Taking haddock off the list of sustainable fish is "bonkers" but it won't affect consumers and prices much, says the National Federation of Fisherman's Organisations.
Haddock from the west of Scotland and the North Sea has been removed from the list of sustainable fish to eat because numbers of the fish have fallen.
However, chief executive Barry Deas disagrees strongly with the decision and told Julia Hartley-Brewer that "this is all bonkers." He said that the amount of haddock that is fished is "regulated by quota and that’s based on scientific advice", so it should be fine.

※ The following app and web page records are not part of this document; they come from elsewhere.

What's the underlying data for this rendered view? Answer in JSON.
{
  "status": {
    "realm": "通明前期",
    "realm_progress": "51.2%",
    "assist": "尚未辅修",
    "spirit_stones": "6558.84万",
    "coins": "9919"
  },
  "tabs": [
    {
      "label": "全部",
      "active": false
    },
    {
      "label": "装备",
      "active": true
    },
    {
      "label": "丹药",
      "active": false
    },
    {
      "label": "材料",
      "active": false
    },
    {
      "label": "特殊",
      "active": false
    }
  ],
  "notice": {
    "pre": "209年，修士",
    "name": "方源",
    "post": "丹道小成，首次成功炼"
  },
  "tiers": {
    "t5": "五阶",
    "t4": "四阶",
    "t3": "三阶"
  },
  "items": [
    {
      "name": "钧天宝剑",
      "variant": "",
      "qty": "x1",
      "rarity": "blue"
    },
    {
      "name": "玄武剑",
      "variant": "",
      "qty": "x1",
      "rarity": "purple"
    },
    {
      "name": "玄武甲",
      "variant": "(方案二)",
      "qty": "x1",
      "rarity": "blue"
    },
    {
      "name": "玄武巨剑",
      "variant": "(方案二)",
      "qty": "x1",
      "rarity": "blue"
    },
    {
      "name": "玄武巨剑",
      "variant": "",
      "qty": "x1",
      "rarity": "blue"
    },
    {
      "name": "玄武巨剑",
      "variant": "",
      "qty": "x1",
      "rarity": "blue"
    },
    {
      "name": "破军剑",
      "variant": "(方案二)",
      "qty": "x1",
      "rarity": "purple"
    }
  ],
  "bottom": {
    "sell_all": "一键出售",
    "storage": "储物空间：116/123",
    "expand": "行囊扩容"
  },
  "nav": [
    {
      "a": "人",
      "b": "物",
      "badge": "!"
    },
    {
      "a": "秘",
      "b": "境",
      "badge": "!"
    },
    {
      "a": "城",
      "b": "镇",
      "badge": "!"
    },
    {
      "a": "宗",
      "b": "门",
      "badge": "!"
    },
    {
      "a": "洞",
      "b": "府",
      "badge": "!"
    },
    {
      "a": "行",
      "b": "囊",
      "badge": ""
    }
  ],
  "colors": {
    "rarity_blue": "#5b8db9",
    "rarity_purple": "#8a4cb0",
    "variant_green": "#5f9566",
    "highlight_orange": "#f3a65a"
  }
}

Deas also said that there are "big surges in the populations that come through every 10 years or so" and at the moment there are less haddock which is a "natural fluctuation."
He added that it is frustrating as "scaring consumers off one particular species in a panic reaction doesn’t make sense." However, "evidence seems to suggest this has a pretty marginal" affect on consumers and prices.
Listen to the full interview above